It's safe to peek now. The starter should smell sour, but not aggressivly unplesant anymore. There will probably be some liquid on top. That's ok. Stir it all together (it may be quite liquidy), then pour out half of the liquid (about 2 cups), until you have about 1 1/2 cups left in the bowl. Add in 2 cups flour and 1 cup water. Cover and return to its resting place.

Smell is pleasant now, starter has separated.

Now that the sourness is established, it has to develop. You starter will only get better with time.

There should be some good sized bubbles in your starter. It should smell plesant and yeasty.

Friday morning bubbles.

Remove 1 cup from your starter (either to a small bowl for crumpets or into the trash) and replace it with 1 cup flour and 1/2 cup water. Let it sit out for at least 3 hours, loosely covered. Repeat this once more, then you can refrigerate your starter.
This method is the basis for feeding your starter. Roughly every 2 two weeks, or the night before each use, remove one cup of starter, add in 1 cup flour and 1/2 cup water, stir and let it sit until bubbly. It should sit out at least three hours, but I often leave mine overnight. Remove starter for use as desired, add back in the same amount of flour as you removed (1 cup of starter = 1 cup flour + 1/2 cup water), let stand until bubbly, and return, to the fridge.

This starter method doesn't produce as much excess starter as some, which I like. Instead of disposing of your unfed (1 cup each feeding, starting on Friday above) starter, you can use it to make crumpets. Mmm... crumpets.... Unless you're eating them as they come off the grill, it is better to toast them before slathering them with butter or jam because the crisp exterior is what makes a crumpet worth eating. They freeze very well once cooled. Since they can be heated up in the toaster, I often make them ahead for weekday breakfasts. Mine don't always have big holes, so don't worry if yours look a bit like pancakes. They still taste great.
The baking soda counteracts the acidity in the unfed starter. If your crumpets taste too sour, and they might if your first batch is with your first or second feeding, simply increase the amount of baking soda to 3/4 tsp.

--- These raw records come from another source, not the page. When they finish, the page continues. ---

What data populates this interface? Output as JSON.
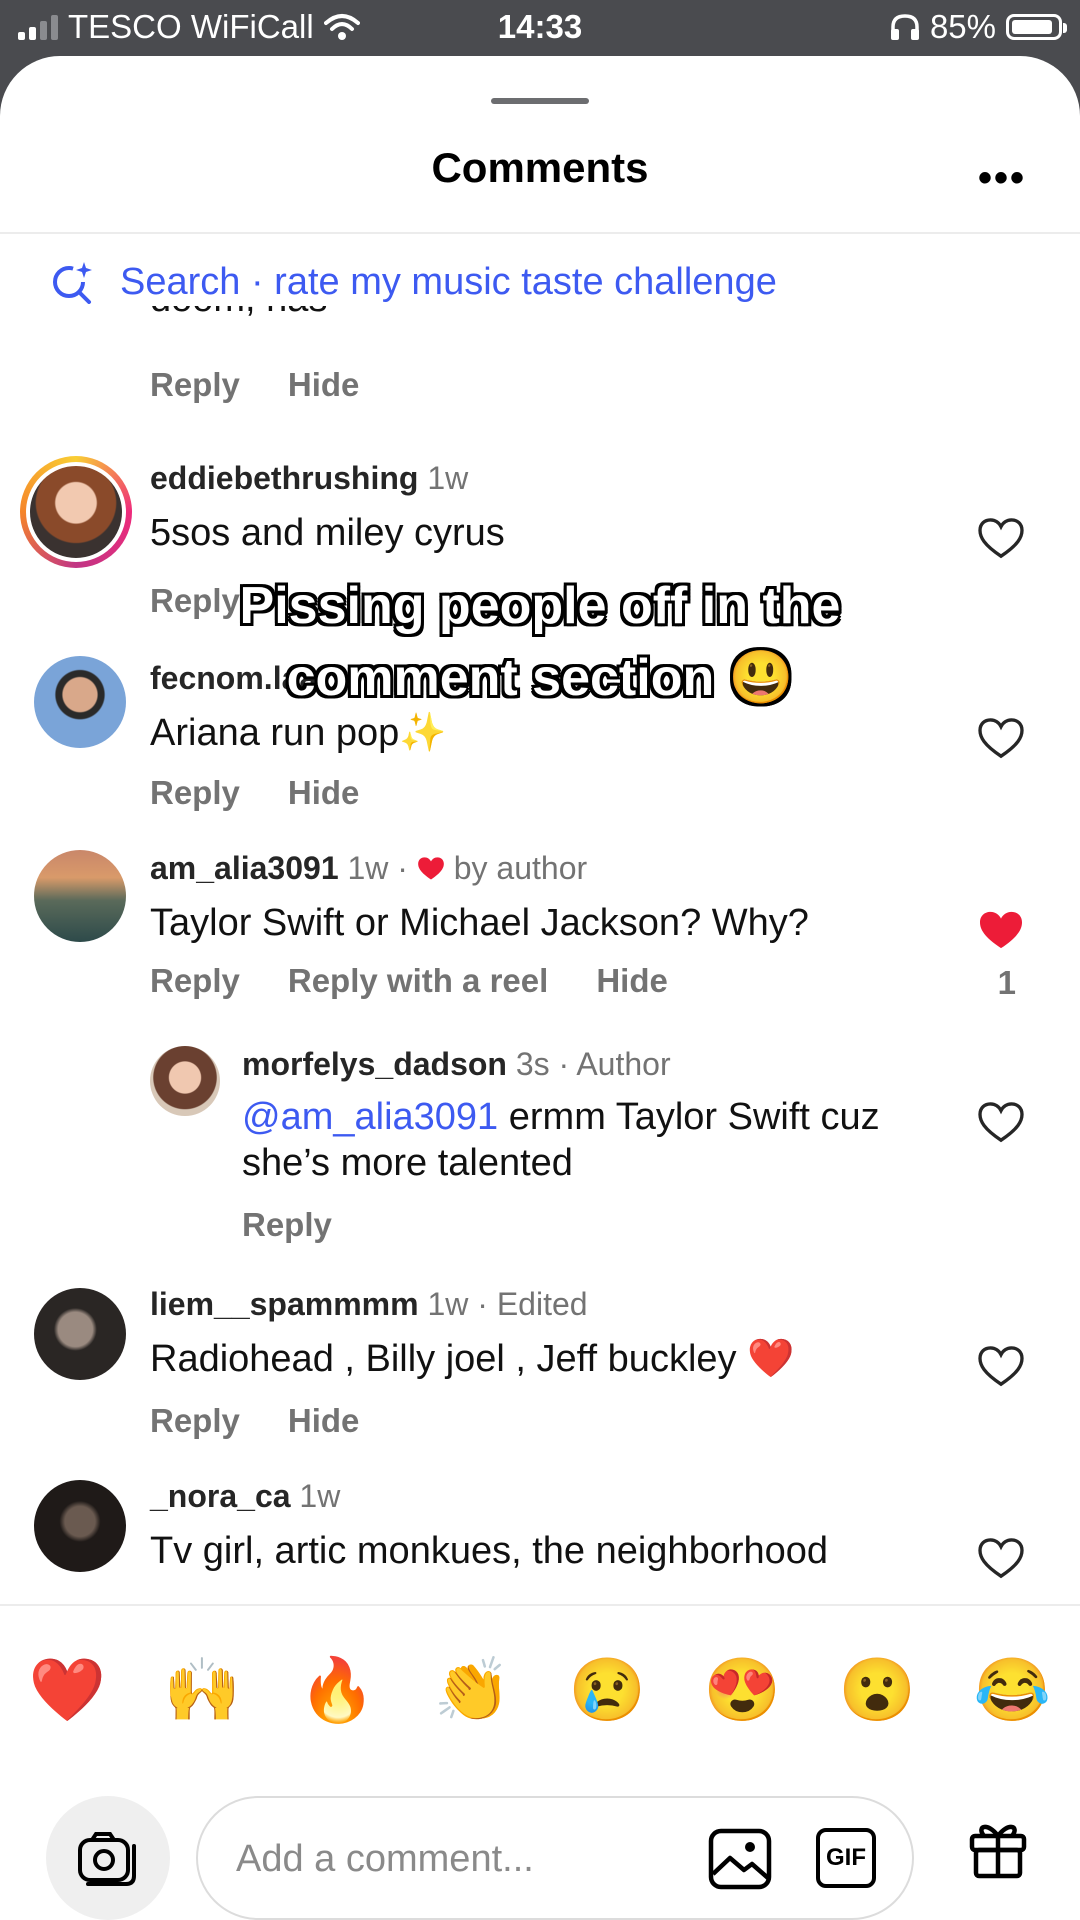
{
  "status_bar": {
    "carrier": "TESCO WiFiCall",
    "time": "14:33",
    "battery": "85%"
  },
  "header": {
    "title": "Comments",
    "more": "•••"
  },
  "search": {
    "label": "Search · rate my music taste challenge"
  },
  "partial_comment": {
    "text": "doom, nas",
    "reply": "Reply",
    "hide": "Hide"
  },
  "overlay_caption": {
    "line1": "Pissing people off in the",
    "line2": "comment section 😃"
  },
  "comments": [
    {
      "user": "eddiebethrushing",
      "time": "1w",
      "text": "5sos and miley cyrus",
      "reply": "Reply",
      "hide": "Hide"
    },
    {
      "user": "fecnom.laa",
      "time": "",
      "text": "Ariana run pop✨",
      "reply": "Reply",
      "hide": "Hide"
    },
    {
      "user": "am_alia3091",
      "time": "1w ·",
      "badge": "by author",
      "text": "Taylor Swift or Michael Jackson? Why?",
      "reply": "Reply",
      "reply_reel": "Reply with a reel",
      "hide": "Hide",
      "likes": "1"
    },
    {
      "user": "morfelys_dadson",
      "time": "3s · Author",
      "mention": "@am_alia3091",
      "text": "ermm Taylor Swift cuz she’s more talented",
      "reply": "Reply"
    },
    {
      "user": "liem__spammmm",
      "time": "1w · Edited",
      "text": "Radiohead , Billy joel , Jeff buckley ❤️",
      "reply": "Reply",
      "hide": "Hide"
    },
    {
      "user": "_nora_ca",
      "time": "1w",
      "text": "Tv girl, artic monkues, the neighborhood"
    }
  ],
  "emoji_bar": [
    "❤️",
    "🙌",
    "🔥",
    "👏",
    "😢",
    "😍",
    "😮",
    "😂"
  ],
  "composer": {
    "placeholder": "Add a comment...",
    "gif_label": "GIF"
  },
  "colors": {
    "accent": "#3d5af1",
    "heart_red": "#ed1c38"
  }
}
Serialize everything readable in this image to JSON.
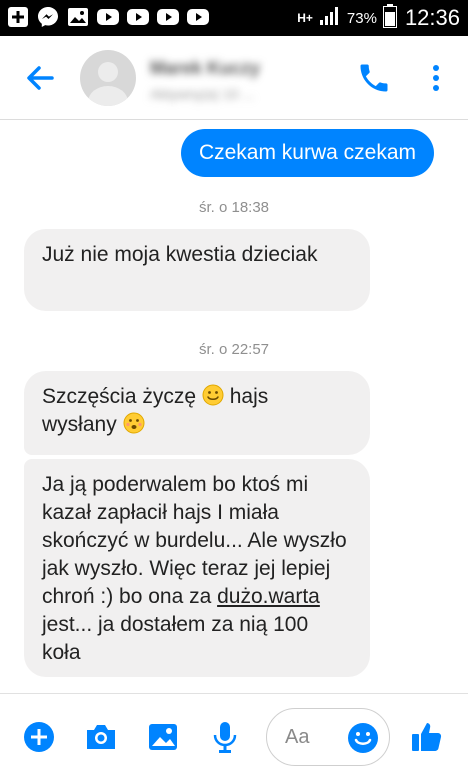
{
  "status_bar": {
    "network": "H+",
    "battery": "73%",
    "time": "12:36"
  },
  "header": {
    "contact_name": "Marek Kuczy",
    "contact_status": "Aktywny(a) 10 ..."
  },
  "messages": {
    "outgoing_1": "Czekam kurwa czekam",
    "timestamp_1": "śr. o 18:38",
    "incoming_1": "Już nie moja kwestia dzieciak",
    "timestamp_2": "śr. o 22:57",
    "incoming_2_part1": "Szczęścia życzę",
    "incoming_2_part2": "hajs",
    "incoming_2_part3": "wysłany",
    "incoming_3_part1": "Ja ją poderwalem   bo ktoś mi kazał zapłacił hajs I miała skończyć w burdelu... Ale wyszło jak wyszło. Więc teraz jej lepiej chroń  :) bo ona za ",
    "incoming_3_link": "dużo.warta",
    "incoming_3_part2": " jest... ja dostałem za nią 100 koła"
  },
  "composer": {
    "placeholder": "Aa"
  },
  "colors": {
    "accent": "#0084ff",
    "incoming_bubble": "#f1f0f0",
    "status_bar": "#000000"
  },
  "icons": {
    "status_left": [
      "plus-square-icon",
      "messenger-icon",
      "image-icon",
      "youtube-icon",
      "youtube-icon",
      "youtube-icon",
      "youtube-icon"
    ],
    "header": [
      "back-arrow-icon",
      "phone-icon",
      "more-vertical-icon"
    ],
    "composer": [
      "plus-circle-icon",
      "camera-icon",
      "image-icon",
      "microphone-icon",
      "emoji-icon",
      "thumbs-up-icon"
    ]
  }
}
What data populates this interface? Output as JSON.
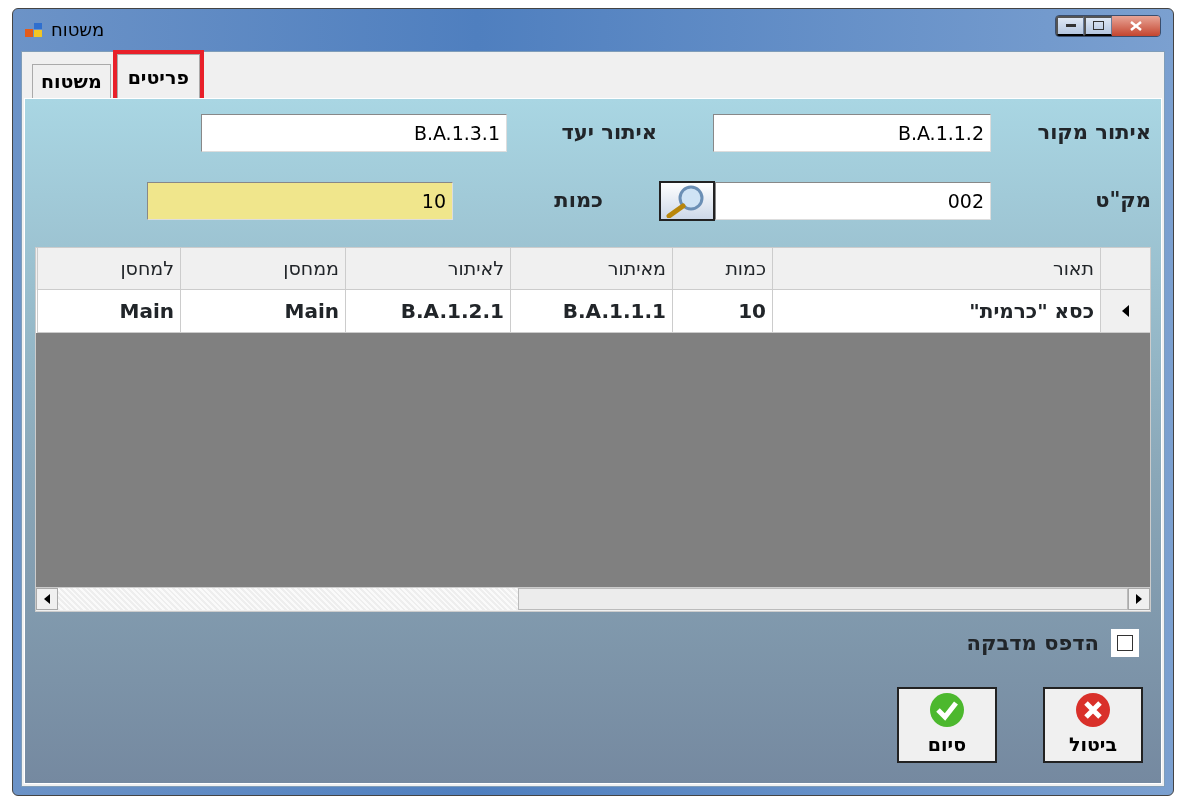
{
  "window": {
    "title": "משטוח"
  },
  "tabs": [
    {
      "label": "משטוח",
      "selected": false,
      "highlighted": false
    },
    {
      "label": "פריטים",
      "selected": true,
      "highlighted": true
    }
  ],
  "fields": [
    {
      "label": "איתור מקור",
      "value": "B.A.1.1.2",
      "kind": "text"
    },
    {
      "label": "איתור יעד",
      "value": "B.A.1.3.1",
      "kind": "text"
    },
    {
      "label": "מק\"ט",
      "value": "002",
      "kind": "lookup"
    },
    {
      "label": "כמות",
      "value": "10",
      "kind": "active"
    }
  ],
  "table": {
    "columns": [
      "תאור",
      "כמות",
      "מאיתור",
      "לאיתור",
      "ממחסן",
      "למחסן"
    ],
    "rows": [
      {
        "cells": [
          "כסא \"כרמית\"",
          "10",
          "B.A.1.1.1",
          "B.A.1.2.1",
          "Main",
          "Main"
        ],
        "selected": true
      }
    ]
  },
  "print_label": {
    "label": "הדפס מדבקה",
    "checked": false
  },
  "buttons": [
    {
      "label": "ביטול",
      "kind": "cancel"
    },
    {
      "label": "סיום",
      "kind": "ok"
    }
  ]
}
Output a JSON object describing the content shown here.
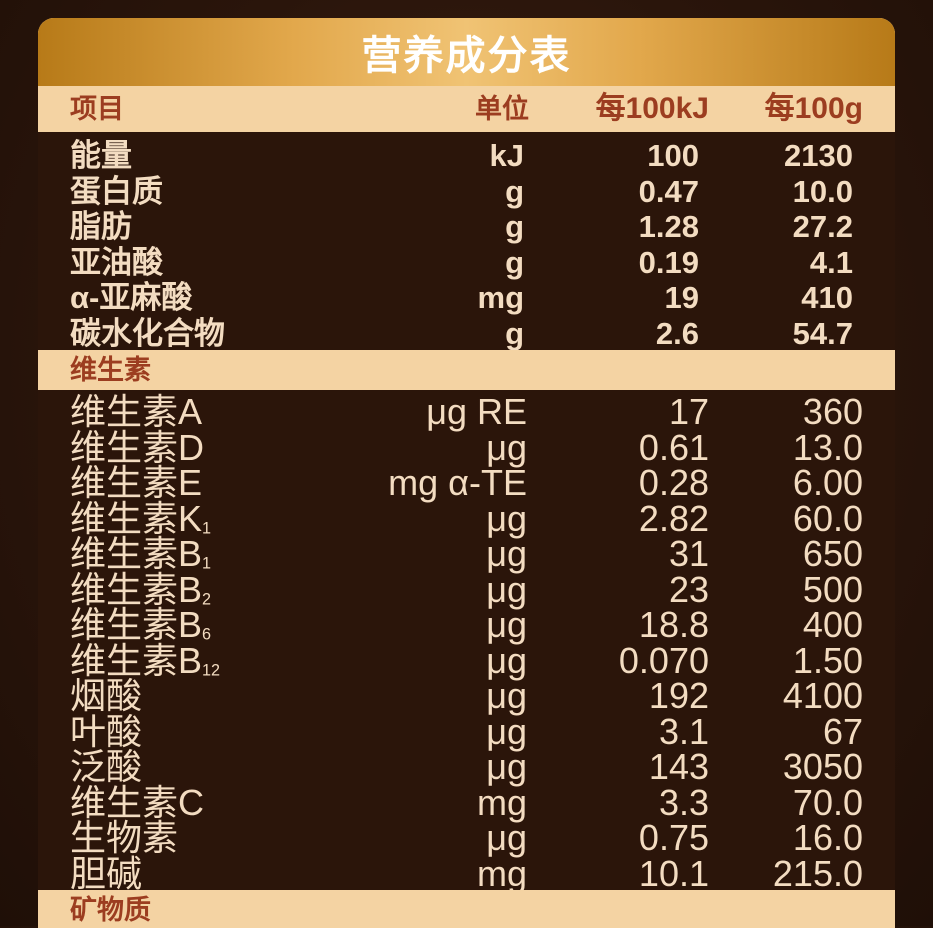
{
  "title": "营养成分表",
  "header": {
    "item": "项目",
    "unit": "单位",
    "per_kj": "每100kJ",
    "per_g": "每100g"
  },
  "main_rows": [
    {
      "name": "能量",
      "unit": "kJ",
      "per_kj": "100",
      "per_g": "2130"
    },
    {
      "name": "蛋白质",
      "unit": "g",
      "per_kj": "0.47",
      "per_g": "10.0"
    },
    {
      "name": "脂肪",
      "unit": "g",
      "per_kj": "1.28",
      "per_g": "27.2"
    },
    {
      "name": "亚油酸",
      "unit": "g",
      "per_kj": "0.19",
      "per_g": "4.1"
    },
    {
      "name": "α-亚麻酸",
      "unit": "mg",
      "per_kj": "19",
      "per_g": "410"
    },
    {
      "name": "碳水化合物",
      "unit": "g",
      "per_kj": "2.6",
      "per_g": "54.7"
    }
  ],
  "vitamin_section": {
    "label": "维生素",
    "rows": [
      {
        "name": "维生素A",
        "sub": "",
        "unit": "μg RE",
        "per_kj": "17",
        "per_g": "360"
      },
      {
        "name": "维生素D",
        "sub": "",
        "unit": "μg",
        "per_kj": "0.61",
        "per_g": "13.0"
      },
      {
        "name": "维生素E",
        "sub": "",
        "unit": "mg α-TE",
        "per_kj": "0.28",
        "per_g": "6.00"
      },
      {
        "name": "维生素K",
        "sub": "1",
        "unit": "μg",
        "per_kj": "2.82",
        "per_g": "60.0"
      },
      {
        "name": "维生素B",
        "sub": "1",
        "unit": "μg",
        "per_kj": "31",
        "per_g": "650"
      },
      {
        "name": "维生素B",
        "sub": "2",
        "unit": "μg",
        "per_kj": "23",
        "per_g": "500"
      },
      {
        "name": "维生素B",
        "sub": "6",
        "unit": "μg",
        "per_kj": "18.8",
        "per_g": "400"
      },
      {
        "name": "维生素B",
        "sub": "12",
        "unit": "μg",
        "per_kj": "0.070",
        "per_g": "1.50"
      },
      {
        "name": "烟酸",
        "sub": "",
        "unit": "μg",
        "per_kj": "192",
        "per_g": "4100"
      },
      {
        "name": "叶酸",
        "sub": "",
        "unit": "μg",
        "per_kj": "3.1",
        "per_g": "67"
      },
      {
        "name": "泛酸",
        "sub": "",
        "unit": "μg",
        "per_kj": "143",
        "per_g": "3050"
      },
      {
        "name": "维生素C",
        "sub": "",
        "unit": "mg",
        "per_kj": "3.3",
        "per_g": "70.0"
      },
      {
        "name": "生物素",
        "sub": "",
        "unit": "μg",
        "per_kj": "0.75",
        "per_g": "16.0"
      },
      {
        "name": "胆碱",
        "sub": "",
        "unit": "mg",
        "per_kj": "10.1",
        "per_g": "215.0"
      }
    ]
  },
  "mineral_section": {
    "label": "矿物质"
  },
  "colors": {
    "title_gold": "#e2a84c",
    "cream": "#f4d3a3",
    "header_text": "#9c3d20",
    "dark_bg": "#2b150a",
    "body_text": "#f3dcc1"
  }
}
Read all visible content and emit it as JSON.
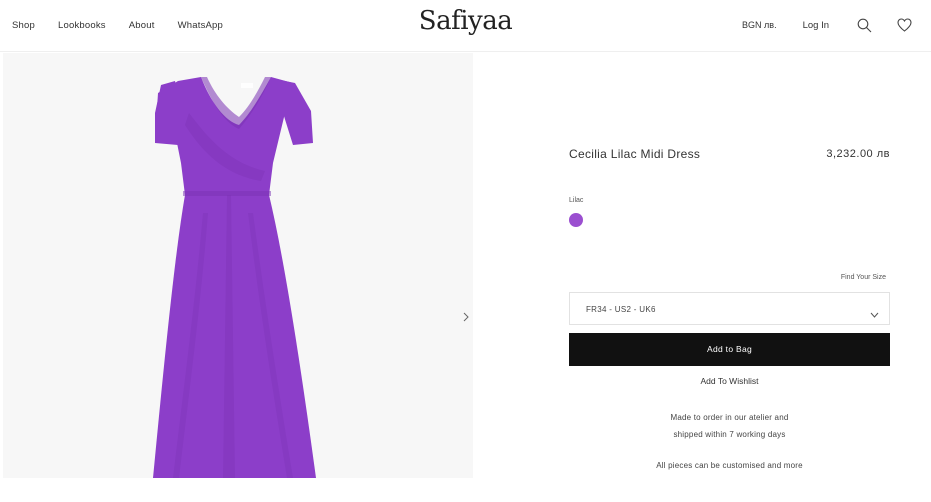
{
  "header": {
    "nav": [
      "Shop",
      "Lookbooks",
      "About",
      "WhatsApp"
    ],
    "logo": "Safiyaa",
    "currency": "BGN лв.",
    "login": "Log In",
    "search_icon": "search-icon",
    "wishlist_icon": "heart-icon"
  },
  "gallery": {
    "image": "lilac-midi-dress-image",
    "next_icon": "chevron-right-icon"
  },
  "product": {
    "title": "Cecilia Lilac Midi Dress",
    "price": "3,232.00 лв",
    "color_label": "Lilac",
    "color_hex": "#9b4fd0",
    "find_size": "Find Your Size",
    "size_selected": "FR34 - US2 - UK6",
    "add_to_bag": "Add to Bag",
    "add_to_wishlist": "Add To Wishlist",
    "made_line1": "Made to order in our atelier and",
    "made_line2": "shipped within 7 working days",
    "customise": "All pieces can be customised and more"
  },
  "colors": {
    "dress": "#8c3ec9",
    "dress_shadow": "#7a32b3",
    "button": "#111111"
  }
}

Sourdough Starter Crumpets
1 cup (unfed) sourdough starter
2 tsp sugar
1/2 tsp salt
1/2 tsp baking soda

Mix all ingredients together in a medium bowl. Heat a nonstick, dry skillet over medium heat. Drop dollops of batter (size is up to you) onto the skillet and cook until tops are set. Flip over to brown the holey side for a minute.
Toast until crisp and eat immediately, or cool completely and freeze.
If you have crumpet/biscuit rings, grease them and pour batter in. Follow procedure as above. Yours will be thicker than free-form crumpets will.

Now that your starter is fed, you can try making bread. If your bread doesn't rise at all, feed the starter over the course of two or three days and try again. The bread I made above was done according to this recipe, adapted from a King Arthur recipe I have used many times before. This is a flexible recipe. You can use any type of flour. Here, in the photo at the top of the post, you can see I used all whole wheat flour.
Take this to be, like the starter method, simply a guideline and not the holy grail of sourdough.

Sourdough Bread, Abriged

(Longer version found here)
1 cup fed sourdough starter
1 1/2 cups warm water (105-110F)
3 cups flour
1 tbsp sugar (optional)
1 tbsp salt
1-3 cups flour

Combine starter, warm water and 2 cups flour in a large bowl (the sponge) and let stand for 2-8 hours.
Stir in sugar, salt and 1 cup of flour. Stir in additional flour as needed, until the dough starts to come away from the side of the bowl. Turn out onto a floured surface and knead until smooth and elastic, about 3-5 minutes.
Rinse out your bowl, lightly oil it and place the dough inside, turning to coat. Cover bowl and allow to rise until doubled, about 2 hours.
Shape dough, on a floured surface, into 1 large, round loaf. Place on a floured baking sheet to rise for an additional hour.
Preheat oven to 425F.
Brush dough with water, slash as desired and bake for 35-40 minutes, until crust is browned and loaf sounds hollow when tapped. Cool completely on a wire rack before slicing.
My thanks to Barrett, for getting me started on this project.